This December, 195 nations plus the European Union will meet in Lima for two weeks for the crucial U.N. Conference of the Parties on Climate Change, known as COP 20. The hope in Lima is to produce the first complete draft of a new global climate agreement.
With annual economic growth rates of over 10 percent and attractive investment conditions due to low infrastructural and labour costs, Ethiopia is eagerly trying to rise from the status of low-income to middle-income country in the next 10 years.
Pomerania in northern Poland is famous for its unpolluted environment, fertile soils and historic heritage.
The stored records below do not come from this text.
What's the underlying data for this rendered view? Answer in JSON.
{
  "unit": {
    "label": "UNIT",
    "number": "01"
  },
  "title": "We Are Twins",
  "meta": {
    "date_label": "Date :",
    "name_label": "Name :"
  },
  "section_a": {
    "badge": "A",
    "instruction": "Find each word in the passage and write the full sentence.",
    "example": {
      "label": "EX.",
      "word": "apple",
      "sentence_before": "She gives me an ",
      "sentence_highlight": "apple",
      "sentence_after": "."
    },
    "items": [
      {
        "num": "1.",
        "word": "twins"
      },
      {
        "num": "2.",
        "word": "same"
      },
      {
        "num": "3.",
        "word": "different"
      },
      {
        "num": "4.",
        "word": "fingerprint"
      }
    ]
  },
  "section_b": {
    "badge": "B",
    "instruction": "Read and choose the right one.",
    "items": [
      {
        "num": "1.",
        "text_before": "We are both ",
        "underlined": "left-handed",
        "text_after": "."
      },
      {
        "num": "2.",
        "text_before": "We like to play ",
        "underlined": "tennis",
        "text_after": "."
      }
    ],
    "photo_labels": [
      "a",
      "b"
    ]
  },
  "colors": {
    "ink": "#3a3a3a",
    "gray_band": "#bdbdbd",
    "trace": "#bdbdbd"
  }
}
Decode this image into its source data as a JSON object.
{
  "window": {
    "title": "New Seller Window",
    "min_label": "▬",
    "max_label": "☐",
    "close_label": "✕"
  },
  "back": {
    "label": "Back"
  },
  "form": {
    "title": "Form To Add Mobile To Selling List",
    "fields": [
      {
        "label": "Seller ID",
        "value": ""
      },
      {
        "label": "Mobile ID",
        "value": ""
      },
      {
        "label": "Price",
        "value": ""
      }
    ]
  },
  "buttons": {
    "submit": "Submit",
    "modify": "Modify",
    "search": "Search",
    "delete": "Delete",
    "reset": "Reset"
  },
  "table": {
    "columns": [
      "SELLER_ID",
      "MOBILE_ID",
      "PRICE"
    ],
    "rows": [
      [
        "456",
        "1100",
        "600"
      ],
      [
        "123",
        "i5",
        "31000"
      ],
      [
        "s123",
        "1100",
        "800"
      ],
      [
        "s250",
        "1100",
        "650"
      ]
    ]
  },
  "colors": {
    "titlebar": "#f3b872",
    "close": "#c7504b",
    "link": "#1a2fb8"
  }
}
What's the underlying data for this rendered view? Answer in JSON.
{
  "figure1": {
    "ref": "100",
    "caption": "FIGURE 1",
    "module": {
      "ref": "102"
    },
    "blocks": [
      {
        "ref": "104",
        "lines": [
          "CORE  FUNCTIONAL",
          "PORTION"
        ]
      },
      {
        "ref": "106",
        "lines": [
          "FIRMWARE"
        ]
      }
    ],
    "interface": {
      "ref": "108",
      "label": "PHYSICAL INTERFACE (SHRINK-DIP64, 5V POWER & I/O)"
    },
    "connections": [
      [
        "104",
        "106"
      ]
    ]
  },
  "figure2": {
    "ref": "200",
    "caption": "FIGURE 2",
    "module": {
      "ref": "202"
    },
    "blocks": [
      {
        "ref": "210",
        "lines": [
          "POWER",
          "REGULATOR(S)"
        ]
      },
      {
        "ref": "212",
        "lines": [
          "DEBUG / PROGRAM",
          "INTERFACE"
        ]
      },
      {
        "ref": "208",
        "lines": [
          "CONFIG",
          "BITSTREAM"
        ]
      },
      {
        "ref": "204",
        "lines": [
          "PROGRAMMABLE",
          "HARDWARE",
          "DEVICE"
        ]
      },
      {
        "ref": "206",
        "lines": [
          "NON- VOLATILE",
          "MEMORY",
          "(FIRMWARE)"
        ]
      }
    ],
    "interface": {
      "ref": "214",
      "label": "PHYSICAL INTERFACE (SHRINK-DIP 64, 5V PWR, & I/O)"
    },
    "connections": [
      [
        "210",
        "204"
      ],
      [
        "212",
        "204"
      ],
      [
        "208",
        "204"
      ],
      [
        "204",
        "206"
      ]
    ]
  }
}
So far, these valuable farmlands have been free from heavy industry but that situation might change as a shadow looms over the lives of Pomeranians.
Since the end of the Cold War, the Mediterranean has become the most lethal of Europe’s barriers against irregular migration, having claimed nearly 20,000 migrant lives in the last two decades.
If ever there was a need to prove that we are faced with a total lack of global governance, the U.N. Climate Summit, extraordinarily called by U.N. Secretary-General Ban Ki-moon on Sep. 23, makes a very good case.
If former New York mayor Michael Bloomberg had used the Vélib’
- Paris’ public bicycle sharing system - to arrive at the headquarters of the Organisation for Economic Cooperation and Development here Wednesday, he might have sent a stronger message about the need for cities to be “empowered to take the lead in combating climate change”.
With the United Nations’ post-2015 development agenda currently under discussion, civil society actors in Europe are calling for a firmer stance on human rights and gender equality, including control of assets by women.
As the ongoing crises in some of the world's hot spots - including Syria, the Central African Republic, Mali, Libya, Palestine and Darfur, Sudan - continue unabated, Secretary-General Ban Ki-moon Monday singled out some of the biggest challenges facing the international community in 2014.
When Secretary-General Ban Ki-moon was South Korea's foreign minister during 2004-2006, his answers to reporters were so predictably evasive the press corps in Seoul affectionately dubbed him "the slippery eel".
When the administration of President George W. Bush launched a military attack on Iraq in March 2003, it was nearly 18 months before Kofi Annan, then-U.N. secretary-general, described the invasion as "illegal" and in "violation of the U.N. charter" because the United States did not have Security Council authorisation.
After initially insisting that Syria give United Nations investigators unimpeded access to the site of an alleged nerve gas attack, the administration of President Barack Obama reversed its position on Sunday and tried unsuccessfully to get the U.N. to call off its investigation.